## Your goal
An exact copy of every record is needed, with all pictures omitted.

Data under study section start

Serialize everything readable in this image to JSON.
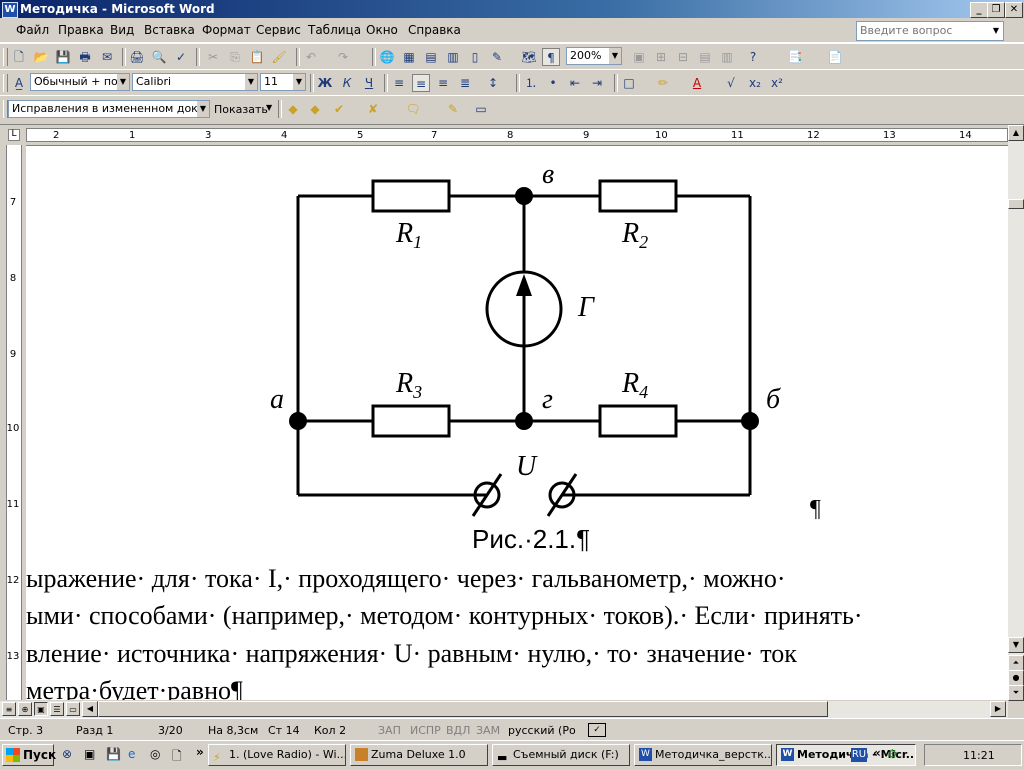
{
  "window": {
    "title": "Методичка - Microsoft Word",
    "app_icon": "W"
  },
  "menu": [
    "Файл",
    "Правка",
    "Вид",
    "Вставка",
    "Формат",
    "Сервис",
    "Таблица",
    "Окно",
    "Справка"
  ],
  "help_search": {
    "placeholder": "Введите вопрос"
  },
  "toolbar_standard": {
    "zoom": "200%"
  },
  "toolbar_formatting": {
    "style": "Обычный + по ц",
    "font": "Calibri",
    "size": "11"
  },
  "toolbar_reviewing": {
    "display_mode": "Исправления в измененном документе",
    "show_label": "Показать"
  },
  "ruler_h": [
    "2",
    "1",
    "1",
    "2",
    "3",
    "4",
    "5",
    "6",
    "7",
    "8",
    "9",
    "10",
    "11",
    "12",
    "13",
    "14"
  ],
  "ruler_v": [
    "7",
    "8",
    "9",
    "10",
    "11",
    "12",
    "13"
  ],
  "diagram": {
    "labels": {
      "r1": "R",
      "r1_sub": "1",
      "r2": "R",
      "r2_sub": "2",
      "r3": "R",
      "r3_sub": "3",
      "r4": "R",
      "r4_sub": "4",
      "g": "Г",
      "u": "U",
      "node_a": "а",
      "node_b": "б",
      "node_v": "в",
      "node_g": "г"
    }
  },
  "document": {
    "pilcrow": "¶",
    "caption": "Рис.·2.1.¶",
    "lines": [
      "ыражение· для· тока· I,· проходящего· через· гальванометр,· можно·",
      "ыми· способами· (например,· методом· контурных· токов).· Если· принять·",
      "вление· источника· напряжения· U· равным· нулю,· то· значение· ток",
      "метра·будет·равно¶"
    ]
  },
  "status": {
    "page": "Стр. 3",
    "section": "Разд 1",
    "pages": "3/20",
    "at": "На 8,3см",
    "line": "Ст 14",
    "col": "Кол 2",
    "rec": "ЗАП",
    "trk": "ИСПР",
    "ext": "ВДЛ",
    "ovr": "ЗАМ",
    "lang": "русский (Ро"
  },
  "taskbar": {
    "start": "Пуск",
    "tasks": [
      "1. (Love Radio) - Wi...",
      "Zuma Deluxe 1.0",
      "Съемный диск (F:)",
      "Методичка_верстк...",
      "Методичка - Micr..."
    ],
    "lang": "RU",
    "clock": "11:21"
  }
}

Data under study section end

## Answer box
Serialize everything readable in this image to JSON.
{
  "window": {
    "title": "Методичка - Microsoft Word",
    "app_icon": "W"
  },
  "menu": [
    "Файл",
    "Правка",
    "Вид",
    "Вставка",
    "Формат",
    "Сервис",
    "Таблица",
    "Окно",
    "Справка"
  ],
  "help_search": {
    "placeholder": "Введите вопрос"
  },
  "toolbar_standard": {
    "zoom": "200%"
  },
  "toolbar_formatting": {
    "style": "Обычный + по ц",
    "font": "Calibri",
    "size": "11"
  },
  "toolbar_reviewing": {
    "display_mode": "Исправления в измененном документе",
    "show_label": "Показать"
  },
  "ruler_h": [
    "2",
    "1",
    "1",
    "2",
    "3",
    "4",
    "5",
    "6",
    "7",
    "8",
    "9",
    "10",
    "11",
    "12",
    "13",
    "14"
  ],
  "ruler_v": [
    "7",
    "8",
    "9",
    "10",
    "11",
    "12",
    "13"
  ],
  "diagram": {
    "labels": {
      "r1": "R",
      "r1_sub": "1",
      "r2": "R",
      "r2_sub": "2",
      "r3": "R",
      "r3_sub": "3",
      "r4": "R",
      "r4_sub": "4",
      "g": "Г",
      "u": "U",
      "node_a": "а",
      "node_b": "б",
      "node_v": "в",
      "node_g": "г"
    }
  },
  "document": {
    "pilcrow": "¶",
    "caption": "Рис.·2.1.¶",
    "lines": [
      "ыражение· для· тока· I,· проходящего· через· гальванометр,· можно·",
      "ыми· способами· (например,· методом· контурных· токов).· Если· принять·",
      "вление· источника· напряжения· U· равным· нулю,· то· значение· ток",
      "метра·будет·равно¶"
    ]
  },
  "status": {
    "page": "Стр. 3",
    "section": "Разд 1",
    "pages": "3/20",
    "at": "На 8,3см",
    "line": "Ст 14",
    "col": "Кол 2",
    "rec": "ЗАП",
    "trk": "ИСПР",
    "ext": "ВДЛ",
    "ovr": "ЗАМ",
    "lang": "русский (Ро"
  },
  "taskbar": {
    "start": "Пуск",
    "tasks": [
      "1. (Love Radio) - Wi...",
      "Zuma Deluxe 1.0",
      "Съемный диск (F:)",
      "Методичка_верстк...",
      "Методичка - Micr..."
    ],
    "lang": "RU",
    "clock": "11:21"
  }
}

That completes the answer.